:: DATA FOR THIS TASK
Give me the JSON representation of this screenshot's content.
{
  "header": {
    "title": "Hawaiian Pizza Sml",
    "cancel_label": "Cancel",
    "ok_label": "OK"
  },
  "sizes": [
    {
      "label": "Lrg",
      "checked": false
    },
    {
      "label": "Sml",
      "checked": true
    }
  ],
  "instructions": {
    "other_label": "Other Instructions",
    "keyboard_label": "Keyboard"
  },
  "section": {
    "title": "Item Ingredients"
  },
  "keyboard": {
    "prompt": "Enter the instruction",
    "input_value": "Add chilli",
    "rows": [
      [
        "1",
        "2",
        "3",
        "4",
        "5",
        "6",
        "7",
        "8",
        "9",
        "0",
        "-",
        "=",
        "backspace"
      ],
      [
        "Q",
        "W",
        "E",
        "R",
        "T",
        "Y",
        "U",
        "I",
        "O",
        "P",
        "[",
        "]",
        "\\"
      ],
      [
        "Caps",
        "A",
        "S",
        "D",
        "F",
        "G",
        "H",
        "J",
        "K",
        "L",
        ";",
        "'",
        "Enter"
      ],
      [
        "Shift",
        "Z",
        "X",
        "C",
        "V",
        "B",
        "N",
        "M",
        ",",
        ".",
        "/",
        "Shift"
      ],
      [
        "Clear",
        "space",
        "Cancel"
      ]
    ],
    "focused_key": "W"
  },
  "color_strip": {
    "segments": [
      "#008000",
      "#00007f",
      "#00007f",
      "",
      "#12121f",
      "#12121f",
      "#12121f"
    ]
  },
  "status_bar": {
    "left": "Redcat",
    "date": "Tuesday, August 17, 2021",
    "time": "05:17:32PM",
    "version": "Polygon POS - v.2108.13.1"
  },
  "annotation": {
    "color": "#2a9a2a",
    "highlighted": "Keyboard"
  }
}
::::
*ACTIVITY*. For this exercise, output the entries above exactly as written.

*RESULT OF THE EXERCISE*.
Give me the JSON representation of this screenshot's content.
{
  "header": {
    "title": "Hawaiian Pizza Sml",
    "cancel_label": "Cancel",
    "ok_label": "OK"
  },
  "sizes": [
    {
      "label": "Lrg",
      "checked": false
    },
    {
      "label": "Sml",
      "checked": true
    }
  ],
  "instructions": {
    "other_label": "Other Instructions",
    "keyboard_label": "Keyboard"
  },
  "section": {
    "title": "Item Ingredients"
  },
  "keyboard": {
    "prompt": "Enter the instruction",
    "input_value": "Add chilli",
    "rows": [
      [
        "1",
        "2",
        "3",
        "4",
        "5",
        "6",
        "7",
        "8",
        "9",
        "0",
        "-",
        "=",
        "backspace"
      ],
      [
        "Q",
        "W",
        "E",
        "R",
        "T",
        "Y",
        "U",
        "I",
        "O",
        "P",
        "[",
        "]",
        "\\"
      ],
      [
        "Caps",
        "A",
        "S",
        "D",
        "F",
        "G",
        "H",
        "J",
        "K",
        "L",
        ";",
        "'",
        "Enter"
      ],
      [
        "Shift",
        "Z",
        "X",
        "C",
        "V",
        "B",
        "N",
        "M",
        ",",
        ".",
        "/",
        "Shift"
      ],
      [
        "Clear",
        "space",
        "Cancel"
      ]
    ],
    "focused_key": "W"
  },
  "color_strip": {
    "segments": [
      "#008000",
      "#00007f",
      "#00007f",
      "",
      "#12121f",
      "#12121f",
      "#12121f"
    ]
  },
  "status_bar": {
    "left": "Redcat",
    "date": "Tuesday, August 17, 2021",
    "time": "05:17:32PM",
    "version": "Polygon POS - v.2108.13.1"
  },
  "annotation": {
    "color": "#2a9a2a",
    "highlighted": "Keyboard"
  }
}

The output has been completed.